Web site gives patients a new tool to pick hospitals

By Carrie Johnson Weimar • Published: August 11th, 2008
Category: Health in a Heartbeat

Most of us would never dream of picking a new car or an appliance without conducting research and consulting a guidebook. But where do we turn when we need to select a hospital?

The U-S Department of Health and Human Services is trying to take the guesswork out of this important choice. It’s launched a nationwide campaign highlighting information available on the Internet on how patients rate hospitals across the country.

The one-point-nine-million-dollar campaign includes newspaper advertisements in all fifty states that list information on two quality measurements for specific hospitals.

The measurements are the percentage of patients who were given an antibiotic before surgery, which can reduce the rate of infection, and the percentage who said they received help when requested.

The department also has an Internet site, called Hospital Compare, which shows the results of a patient attentiveness survey. The survey asks specific questions, including whether doctors and nurses explained things clearly, listened attentively and treated the patient with respect. Patients are also asked whether they would recommend the hospital to family and friends.

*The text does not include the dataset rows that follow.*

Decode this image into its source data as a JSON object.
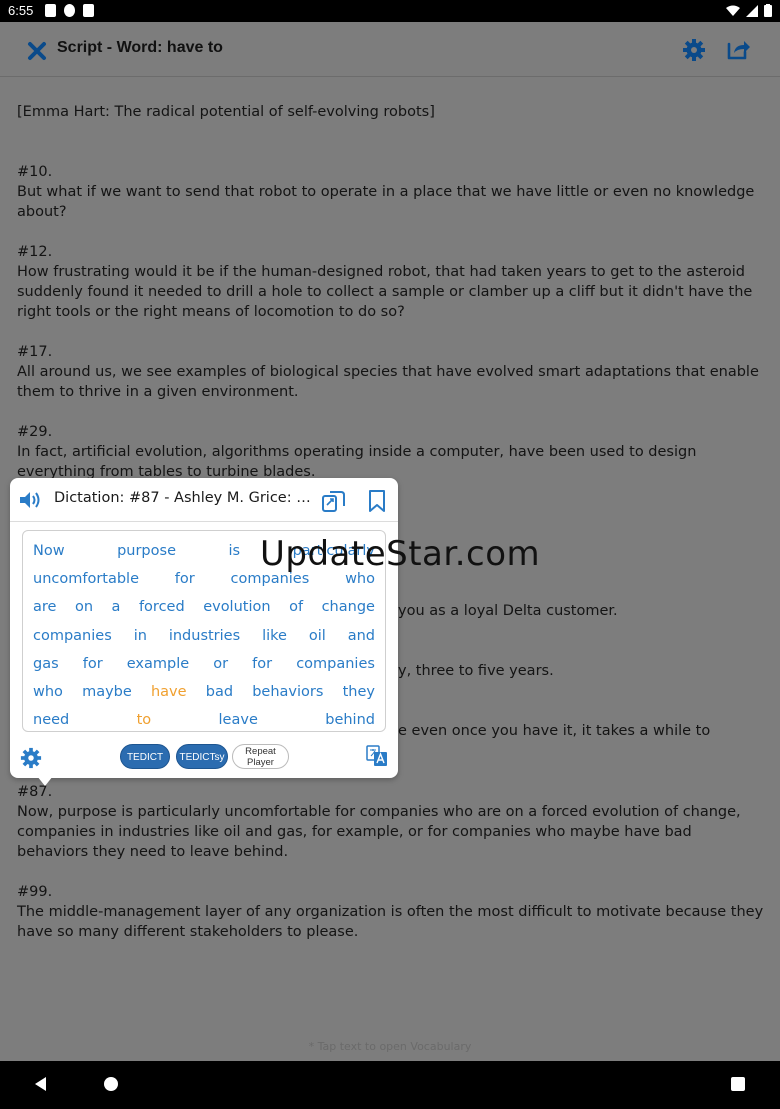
{
  "status_bar": {
    "time": "6:55"
  },
  "app_bar": {
    "title": "Script - Word: have to"
  },
  "script": {
    "heading": "[Emma Hart: The radical potential of self-evolving robots]",
    "entries": [
      {
        "num": "#10.",
        "text": "But what if we want to send that robot to operate in a place that we have little or even no knowledge about?"
      },
      {
        "num": "#12.",
        "text": "How frustrating would it be if the human-designed robot, that had taken years to get to the asteroid suddenly found it needed to drill a hole to collect a sample or clamber up a cliff but it didn't have the right tools or the right means of locomotion to do so?"
      },
      {
        "num": "#17.",
        "text": "All around us, we see examples of biological species that have evolved smart adaptations that enable them to thrive in a given environment."
      },
      {
        "num": "#29.",
        "text": "In fact, artificial evolution, algorithms operating inside a computer, have been used to design everything from tables to turbine blades."
      }
    ],
    "partial_lines": [
      "you as a loyal Delta customer.",
      "y, three to five years.",
      "e even once you have it, it takes a while to"
    ],
    "entries_after": [
      {
        "num": "#87.",
        "text": "Now, purpose is particularly uncomfortable for companies who are on a forced evolution of change, companies in industries like oil and gas, for example, or for companies who maybe have bad behaviors they need to leave behind."
      },
      {
        "num": "#99.",
        "text": "The middle-management layer of any organization is often the most difficult to motivate because they have so many different stakeholders to please."
      }
    ]
  },
  "watermark": "UpdateStar.com",
  "hint": "* Tap text to open Vocabulary",
  "popup": {
    "title": "Dictation: #87 - Ashley M. Grice: Th...",
    "lines": [
      [
        "Now",
        "purpose",
        "is",
        "particularly"
      ],
      [
        "uncomfortable",
        "for",
        "companies",
        "who"
      ],
      [
        "are",
        "on",
        "a",
        "forced",
        "evolution",
        "of",
        "change"
      ],
      [
        "companies",
        "in",
        "industries",
        "like",
        "oil",
        "and"
      ],
      [
        "gas",
        "for",
        "example",
        "or",
        "for",
        "companies"
      ],
      [
        "who",
        "maybe",
        "have",
        "bad",
        "behaviors",
        "they"
      ],
      [
        "need",
        "to",
        "leave",
        "behind"
      ]
    ],
    "highlighted_words": [
      "have",
      "to"
    ],
    "buttons": {
      "tedict": "TEDICT",
      "tedictsy": "TEDICTsy",
      "repeat_line1": "Repeat",
      "repeat_line2": "Player"
    }
  },
  "colors": {
    "accent": "#2a7cc7",
    "highlight": "#f0a030",
    "icon_blue": "#0a4a8a"
  }
}
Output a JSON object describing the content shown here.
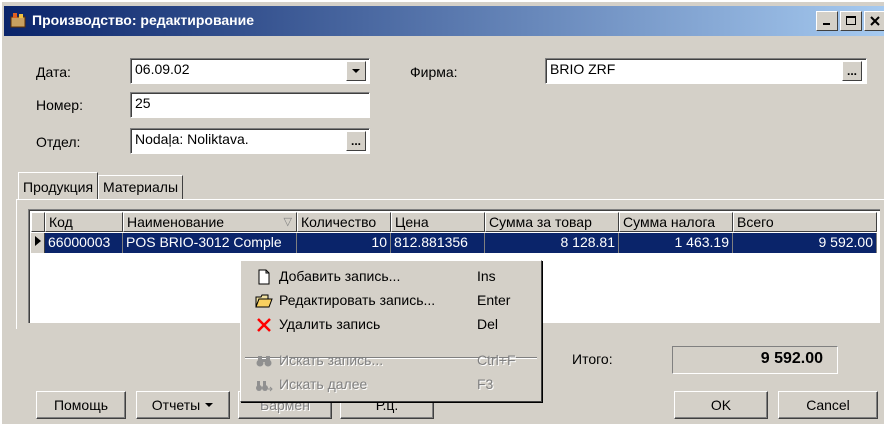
{
  "window": {
    "title": "Производство: редактирование"
  },
  "form": {
    "date_label": "Дата:",
    "date_value": "06.09.02",
    "number_label": "Номер:",
    "number_value": "25",
    "department_label": "Отдел:",
    "department_value": "Nodaļa: Noliktava.",
    "firm_label": "Фирма:",
    "firm_value": "BRIO ZRF",
    "ellipsis": "..."
  },
  "tabs": [
    {
      "label": "Продукция"
    },
    {
      "label": "Материалы"
    }
  ],
  "grid": {
    "columns": [
      "Код",
      "Наименование",
      "Количество",
      "Цена",
      "Сумма за товар",
      "Сумма налога",
      "Всего"
    ],
    "rows": [
      [
        "66000003",
        "POS BRIO-3012 Comple",
        "10",
        "812.881356",
        "8 128.81",
        "1 463.19",
        "9 592.00"
      ]
    ]
  },
  "context_menu": [
    {
      "label": "Добавить запись...",
      "key": "Ins",
      "icon": "new-document-icon",
      "enabled": true
    },
    {
      "label": "Редактировать запись...",
      "key": "Enter",
      "icon": "open-folder-icon",
      "enabled": true
    },
    {
      "label": "Удалить запись",
      "key": "Del",
      "icon": "delete-x-icon",
      "enabled": true
    },
    {
      "label": "Искать запись...",
      "key": "Ctrl+F",
      "icon": "binoculars-icon",
      "enabled": false
    },
    {
      "label": "Искать далее",
      "key": "F3",
      "icon": "find-next-icon",
      "enabled": false
    }
  ],
  "totals": {
    "label": "Итого:",
    "value": "9 592.00"
  },
  "buttons": {
    "help": "Помощь",
    "reports": "Отчеты",
    "barman": "Бармен",
    "price": "Р.ц.",
    "ok": "OK",
    "cancel": "Cancel"
  },
  "colors": {
    "selection": "#0a246a",
    "face": "#d4d0c8",
    "delete_icon": "#ff0000"
  }
}
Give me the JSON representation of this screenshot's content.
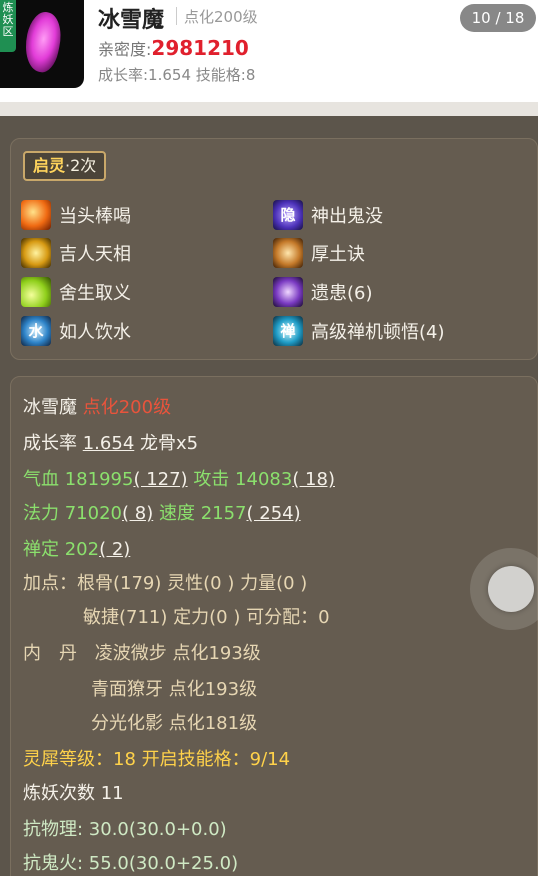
{
  "header": {
    "avatar_badge": "炼\n妖\n区",
    "name": "冰雪魔",
    "name_sub": "点化200级",
    "page_indicator": "10 / 18",
    "intimacy_label": "亲密度:",
    "intimacy_value": "2981210",
    "growth_line": "成长率:1.654  技能格:8"
  },
  "skills_panel": {
    "badge_title": "启灵",
    "badge_count": "·2次",
    "skills": [
      {
        "label": "当头棒喝",
        "icon": "fire-burst-icon"
      },
      {
        "label": "神出鬼没",
        "icon": "stealth-icon",
        "glyph": "隐"
      },
      {
        "label": "吉人天相",
        "icon": "golden-aura-icon"
      },
      {
        "label": "厚土诀",
        "icon": "earth-icon"
      },
      {
        "label": "舍生取义",
        "icon": "sacrifice-icon"
      },
      {
        "label": "遗患(6)",
        "icon": "curse-icon"
      },
      {
        "label": "如人饮水",
        "icon": "water-icon",
        "glyph": "水"
      },
      {
        "label": "高级禅机顿悟(4)",
        "icon": "zen-icon",
        "glyph": "禅"
      }
    ]
  },
  "detail_panel": {
    "name": "冰雪魔",
    "name_sub": "点化200级",
    "growth_label": "成长率",
    "growth_value": "1.654",
    "dragon_bone": "龙骨x5",
    "hp_label": "气血",
    "hp_value": "181995",
    "hp_bonus": "( 127)",
    "atk_label": "攻击",
    "atk_value": "14083",
    "atk_bonus": "( 18)",
    "mp_label": "法力",
    "mp_value": "71020",
    "mp_bonus": "( 8)",
    "spd_label": "速度",
    "spd_value": "2157",
    "spd_bonus": "( 254)",
    "zen_label": "禅定",
    "zen_value": "202",
    "zen_bonus": "( 2)",
    "points_line1": "加点：根骨(179) 灵性(0 ) 力量(0 )",
    "points_line2": "敏捷(711) 定力(0 ) 可分配：0",
    "core_label": "内　丹",
    "cores": [
      "凌波微步 点化193级",
      "青面獠牙 点化193级",
      "分光化影 点化181级"
    ],
    "rhino_line": "灵犀等级：18 开启技能格：9/14",
    "refine_line": "炼妖次数 11",
    "phys_resist": "抗物理: 30.0(30.0+0.0)",
    "ghost_fire_resist": "抗鬼火: 55.0(30.0+25.0)"
  },
  "colors": {
    "intimacy": "#e0202d",
    "green_stat": "#8be06d",
    "red_level": "#e8543c",
    "gold_stat": "#ffd24a",
    "panel_bg": "#655c50"
  }
}
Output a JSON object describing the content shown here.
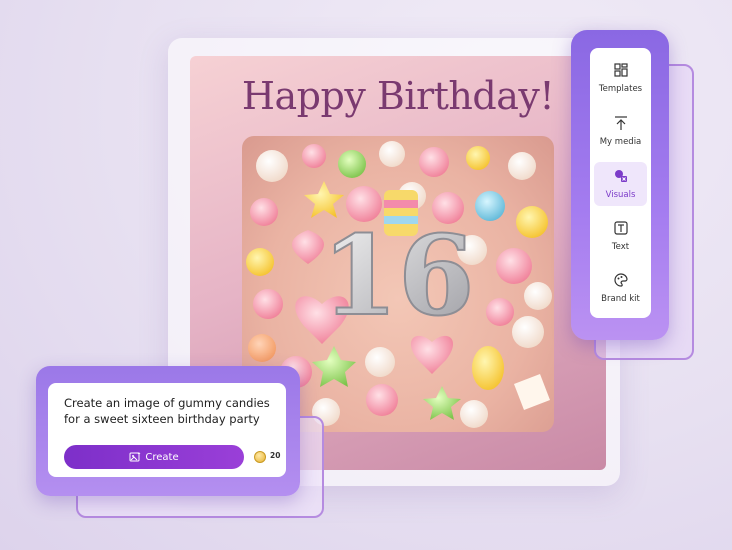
{
  "card": {
    "title": "Happy Birthday!",
    "photo_number": "16"
  },
  "toolbar": {
    "items": [
      {
        "label": "Templates",
        "icon": "templates-icon"
      },
      {
        "label": "My media",
        "icon": "upload-icon"
      },
      {
        "label": "Visuals",
        "icon": "visuals-icon",
        "active": true
      },
      {
        "label": "Text",
        "icon": "text-icon"
      },
      {
        "label": "Brand kit",
        "icon": "palette-icon"
      }
    ]
  },
  "prompt": {
    "text": "Create an image of gummy candies for a sweet sixteen birthday party",
    "button_label": "Create",
    "credits": "20"
  },
  "colors": {
    "accent": "#8a68e3",
    "button": "#7d2fc9",
    "title": "#7a3a70"
  }
}
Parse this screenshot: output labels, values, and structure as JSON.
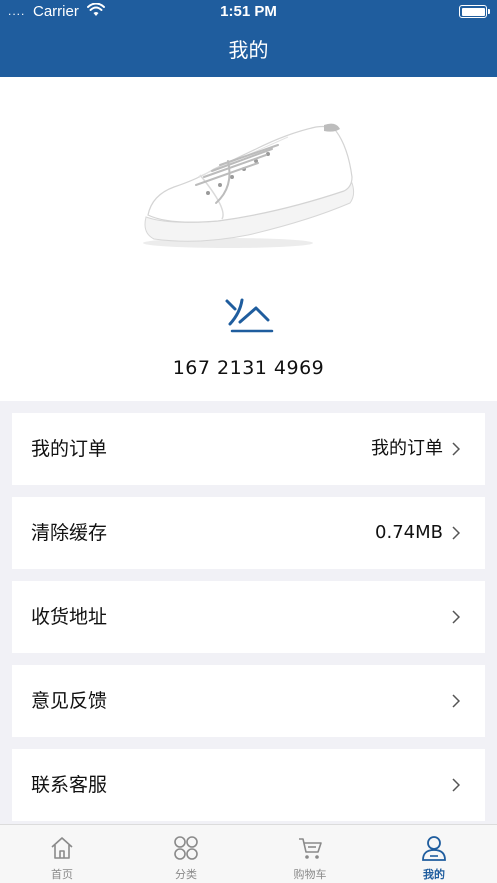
{
  "status_bar": {
    "signal": "....",
    "carrier": "Carrier",
    "time": "1:51 PM",
    "wifi_icon": "wifi-icon",
    "battery_icon": "battery-icon"
  },
  "header": {
    "title": "我的"
  },
  "profile": {
    "image": "sneaker-image",
    "logo": "brand-logo-icon",
    "phone": "167 2131 4969"
  },
  "menu": [
    {
      "label": "我的订单",
      "value": "我的订单"
    },
    {
      "label": "清除缓存",
      "value": "0.74MB"
    },
    {
      "label": "收货地址",
      "value": ""
    },
    {
      "label": "意见反馈",
      "value": ""
    },
    {
      "label": "联系客服",
      "value": ""
    }
  ],
  "tabbar": {
    "items": [
      {
        "label": "首页",
        "icon": "home-icon"
      },
      {
        "label": "分类",
        "icon": "category-icon"
      },
      {
        "label": "购物车",
        "icon": "cart-icon"
      },
      {
        "label": "我的",
        "icon": "user-icon"
      }
    ],
    "active_index": 3
  },
  "colors": {
    "primary": "#1f5d9e",
    "background": "#f1f1f6",
    "tab_inactive": "#8a8a8a"
  }
}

Health and Human Services officials say their goal is to encourage patients to go to high-quality hospitals… and to encourage other hospitals to improve.

The site, www.hospitalcompare.hhs.gov, also features a checklist that patients can use when selecting a hospital and a patient’s bill of rights.

So before you begin trolling the Yellow Pages or consulting friends, do a little research before making such an important decision. Your life just may depend on it.